Tuesday, January 25, 2011

Saludo de Mexico

Today is day 5 in Mexcio and I am clearly in the honeymoon stage of settling in.  I loooove everything...the weather, the food, my host family, my spanish school, the buses.  While I could do a whole blog on each of these topics, I'll do a really brief synopsis as this week I want to share with you about an experience I had on Saturday.

The weather is beautiful, a balmy 25ish (celsisus) every day, but it gets cold during the night (likely about 10 degrees).  As soon as the sun comes up (around 7am), it gets warm.  I have only seen two bugs, no spiders, no snakes.  My host family (Angeles and Fernando and their 18 year old grandson Brian) are very gracious, hospitable and patient with my lack of understanding Spanish.  I eat home made tortillas at just about every meal including breakfast.  Here the main meal is at 3pm.  I have yet to make it to the final meal at 8 or 9 pm, I am not needing to eat again then.  CETLALIC, my Spanish school is wonderful.  I am learning lots here as well as by being fully immersed in the language.  I have attached some pictures of my beautiful school and outdoor classroom.  Also is a photo of my class, 2 other students and our teacher (Agustine is on the left).

On Saturday, I went with my hosts Angeles and Fernando to celebrate mass at a local Federal Prison.  Angeles and I boarded a bus at about 2:30 and rode for an hour.  We got off, met some other people and waited for another hour.   More people, cars and a cube van arrived and then we drove to prison, about another 15 minutes away.  We all had to sign in 4 times, surrender our ID (in my case my passport), was stamped with invisible ink, and was patted down.  We then walked through some fenced areas into the exercise yard.  Lots of food appeared (I didn't realize we were serving a meal) and the inmates lined up.  I gave each person a mango.  I am not yet clear if the government provides only a bit of food, or no food, but it is clear that the inmates eat when food is brought in or when family members bring it.  Visitors must wear red or pink, the two colours inmates aren't allowed to wear.  After the meal, there was a very quick clean up and mass was celebrated, including a talented worship band of inmates with guitars and a large instrument, I think was a bass cello.  The inmates were very appreciative of this group, who spends almost all day Saturday with them each week.  Like in Canada, the prison culture and hierarchy was visible in many ways.  Inmates can were jewelery such as watches, brackets and rings.  Some people had very expensive jewelery and some people clearly had nothing.   It was an incredibly moving experience and at same time (as I found Canadian jails) to be very sad all at the same time.

This week, I'll continue learning Spanish and adjusting to life in Cuernavaca, the city of eternal spring.  Let me know if you have particular questions and I'll try to address them in future blogs!

Hasta Luego!


  1. Dear Lynn

    You sound very happy :) I love hearing about your experience, I look forward to reading your Blog each week.
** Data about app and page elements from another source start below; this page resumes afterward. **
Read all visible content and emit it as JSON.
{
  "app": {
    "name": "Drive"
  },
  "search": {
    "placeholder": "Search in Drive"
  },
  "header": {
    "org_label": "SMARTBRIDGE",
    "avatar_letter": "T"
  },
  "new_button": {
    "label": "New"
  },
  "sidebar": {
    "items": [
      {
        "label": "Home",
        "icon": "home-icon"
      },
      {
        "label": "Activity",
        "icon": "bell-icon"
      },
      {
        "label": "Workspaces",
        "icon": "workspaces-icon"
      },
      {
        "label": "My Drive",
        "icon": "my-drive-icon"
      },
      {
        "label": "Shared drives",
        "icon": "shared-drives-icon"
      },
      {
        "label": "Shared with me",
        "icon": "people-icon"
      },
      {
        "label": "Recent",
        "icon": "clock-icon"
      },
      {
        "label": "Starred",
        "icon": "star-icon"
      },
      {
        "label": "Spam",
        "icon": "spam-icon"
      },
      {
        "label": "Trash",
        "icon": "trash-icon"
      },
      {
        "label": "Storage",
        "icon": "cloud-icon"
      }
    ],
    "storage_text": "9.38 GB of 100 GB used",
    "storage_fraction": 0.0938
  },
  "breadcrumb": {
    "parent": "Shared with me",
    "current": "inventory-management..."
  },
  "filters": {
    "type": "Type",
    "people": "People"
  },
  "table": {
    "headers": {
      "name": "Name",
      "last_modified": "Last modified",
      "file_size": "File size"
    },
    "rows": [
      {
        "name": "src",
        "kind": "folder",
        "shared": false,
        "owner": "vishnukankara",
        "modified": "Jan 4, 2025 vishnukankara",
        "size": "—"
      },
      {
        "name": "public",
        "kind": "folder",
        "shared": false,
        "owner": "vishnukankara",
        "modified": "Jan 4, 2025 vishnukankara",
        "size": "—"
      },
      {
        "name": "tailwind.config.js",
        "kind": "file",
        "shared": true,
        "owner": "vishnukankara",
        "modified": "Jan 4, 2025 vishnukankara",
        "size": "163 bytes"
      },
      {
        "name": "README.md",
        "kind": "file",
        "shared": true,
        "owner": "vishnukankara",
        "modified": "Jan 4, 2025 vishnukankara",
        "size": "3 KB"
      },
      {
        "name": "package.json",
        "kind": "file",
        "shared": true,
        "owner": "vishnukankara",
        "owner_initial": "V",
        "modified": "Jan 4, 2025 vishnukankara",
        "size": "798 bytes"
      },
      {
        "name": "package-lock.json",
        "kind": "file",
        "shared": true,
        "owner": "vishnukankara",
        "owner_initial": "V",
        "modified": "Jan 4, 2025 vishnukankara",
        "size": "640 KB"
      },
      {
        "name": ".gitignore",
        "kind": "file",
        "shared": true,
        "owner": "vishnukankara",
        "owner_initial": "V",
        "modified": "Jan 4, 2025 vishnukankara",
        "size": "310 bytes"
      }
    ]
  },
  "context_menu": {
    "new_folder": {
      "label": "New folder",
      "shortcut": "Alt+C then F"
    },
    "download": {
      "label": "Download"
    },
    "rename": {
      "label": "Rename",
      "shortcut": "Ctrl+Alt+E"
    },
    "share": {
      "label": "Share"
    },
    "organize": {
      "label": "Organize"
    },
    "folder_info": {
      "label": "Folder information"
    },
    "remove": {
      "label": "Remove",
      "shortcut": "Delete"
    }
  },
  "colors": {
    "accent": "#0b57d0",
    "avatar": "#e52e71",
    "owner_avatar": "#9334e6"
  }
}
I noticed if I click on the pictures you post they enlarge to full size. I wondered if you could tell me who the gentleman on the wall is.

    Take Care

  2. Hi Lynn, Enjoying the blog! Happy Birthday!! Hope everything's going well, Nancy

  3. Hi Lynn:

    I just learned how to be one of your "followers". Megan set the blog up for me yesterday.

    Really enjoy hearing & SEEING all the wonderful experiences you are enjoying.

    Hugs from home Feb. 01/11
    Joyce oxox